Friday, February 8, 2013
Asssemblyman Wants Study of Minimum Wage Increase Effect on Agriculture
This was taken from Assemblyman Robert Oaks' Facebook page:
Assemblyman Robert Oaks (R,C-Macedon) has written to New York State
Agriculture and Markets Commissioner Darrel Aubertine, asking him to
begin analyzing how a proposed raise in the minimum wage will impact the
agricultural industry in New York State.
The assemblyman was surprised
to learn during the Feb. 4, 2013 state budget hearing that, in spite of
supporting a higher minimum wage, the department could not speak to the
effect it would have on farming enterprises, particularly marginal
The text of the letter, sent on February 6, 2013, follows.
“On February 4, 2013, I was present to hear First Deputy Agriculture

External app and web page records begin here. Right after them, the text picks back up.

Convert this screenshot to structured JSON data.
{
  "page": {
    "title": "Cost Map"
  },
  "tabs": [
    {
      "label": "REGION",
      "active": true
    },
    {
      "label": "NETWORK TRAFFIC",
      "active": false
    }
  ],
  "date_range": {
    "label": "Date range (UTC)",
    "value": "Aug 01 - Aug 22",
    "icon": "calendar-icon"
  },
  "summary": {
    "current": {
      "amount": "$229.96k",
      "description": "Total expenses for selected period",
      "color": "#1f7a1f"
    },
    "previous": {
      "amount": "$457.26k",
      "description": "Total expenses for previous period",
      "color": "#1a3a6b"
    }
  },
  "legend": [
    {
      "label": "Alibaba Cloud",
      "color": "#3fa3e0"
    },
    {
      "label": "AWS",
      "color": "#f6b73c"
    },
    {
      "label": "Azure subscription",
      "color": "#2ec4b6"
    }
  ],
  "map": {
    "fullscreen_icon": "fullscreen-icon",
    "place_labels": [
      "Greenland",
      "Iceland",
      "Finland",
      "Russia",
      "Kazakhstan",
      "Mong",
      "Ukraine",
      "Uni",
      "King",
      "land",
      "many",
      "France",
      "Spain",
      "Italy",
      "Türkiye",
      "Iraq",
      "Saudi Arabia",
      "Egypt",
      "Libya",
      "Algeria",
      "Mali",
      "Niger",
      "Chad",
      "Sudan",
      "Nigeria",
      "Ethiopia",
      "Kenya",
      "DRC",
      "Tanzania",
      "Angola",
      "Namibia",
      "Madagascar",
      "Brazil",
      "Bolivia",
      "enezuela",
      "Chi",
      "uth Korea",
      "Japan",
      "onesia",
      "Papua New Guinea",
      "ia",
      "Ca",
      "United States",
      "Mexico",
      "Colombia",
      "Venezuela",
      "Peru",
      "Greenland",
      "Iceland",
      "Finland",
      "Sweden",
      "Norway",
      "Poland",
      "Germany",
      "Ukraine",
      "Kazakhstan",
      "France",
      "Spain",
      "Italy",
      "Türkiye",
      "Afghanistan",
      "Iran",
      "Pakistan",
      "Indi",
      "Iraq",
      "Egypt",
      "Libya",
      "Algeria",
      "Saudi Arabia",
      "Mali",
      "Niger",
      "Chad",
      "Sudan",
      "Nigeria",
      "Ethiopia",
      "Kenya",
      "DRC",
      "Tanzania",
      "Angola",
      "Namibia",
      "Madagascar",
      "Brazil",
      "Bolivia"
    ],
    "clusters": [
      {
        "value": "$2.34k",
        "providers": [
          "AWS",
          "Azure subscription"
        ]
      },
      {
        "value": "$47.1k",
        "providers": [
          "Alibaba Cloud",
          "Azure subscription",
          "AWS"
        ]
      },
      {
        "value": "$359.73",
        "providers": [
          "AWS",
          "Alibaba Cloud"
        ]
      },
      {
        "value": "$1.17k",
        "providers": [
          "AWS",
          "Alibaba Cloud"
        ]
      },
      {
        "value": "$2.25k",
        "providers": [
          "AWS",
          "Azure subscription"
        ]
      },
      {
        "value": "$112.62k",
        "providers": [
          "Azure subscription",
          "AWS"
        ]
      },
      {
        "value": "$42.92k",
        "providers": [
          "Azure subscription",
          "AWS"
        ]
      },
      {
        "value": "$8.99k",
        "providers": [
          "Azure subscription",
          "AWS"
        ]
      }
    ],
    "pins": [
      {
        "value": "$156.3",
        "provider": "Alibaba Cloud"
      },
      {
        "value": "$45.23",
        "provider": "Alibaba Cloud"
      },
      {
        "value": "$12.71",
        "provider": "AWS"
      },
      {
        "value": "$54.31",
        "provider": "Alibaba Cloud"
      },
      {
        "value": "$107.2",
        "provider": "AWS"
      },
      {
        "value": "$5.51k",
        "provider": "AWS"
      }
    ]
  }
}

Commissioner James Bays testify during the hearing on the Department of
Agriculture and Markets’ spending plan for the next year. While there

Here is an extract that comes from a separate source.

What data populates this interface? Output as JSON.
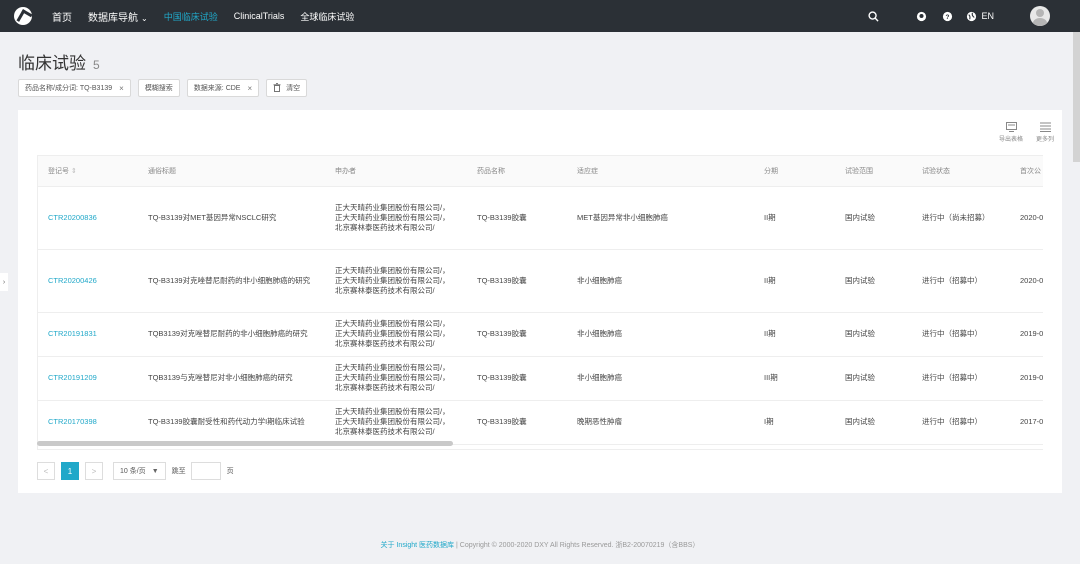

are many positives included for New York’s number one industry in the
budget as proposed by Gov. Cuomo, I would like to share a concern that
was raised during the testimony.
“I asked Mr. Bays if Ag and
Markets had done an analysis on how an increase to the minimum wage
would impact the agriculture industry in New York State. He replied that
the agency has not, that it was something that needed to be “zeroed in
on.” Mr. Bays indicated, however, that Ag and Markets does support
raising the minimum wage because it would be more in line with the cost
of living and it would stimulate spending.
businesses and other concerns in my district and across the state, a
higher minimum wage would mean increased costs. It could very well put
New York’s farmers at a disadvantage and cause marginal agricultural
operations to be placed in great peril.
“Jeff Williams of the
New York Farm Bureau also testified at the hearing, and expressed strong
concerns with the impact the minimum wage increase would have on
agriculture in the state. He was especially worried about the impact the
increase would have on youth training programs. Should the minimum wage
be increased, he proposed a “training wage” that would allow
individuals under the age of 18 to work for a reduced wage while
learning basic job skills, while they worked their way into minimum
"In that light, I would urge the Department of Agriculture and Markets to immediately undertake an analysis as to determine how a higher minimum wage would affect the many different entities involved in New York's agricultural industry. It may also be an opportunity for the department to explore the alternative option of a starting or training wage as proposed by the New York Farm Bureau."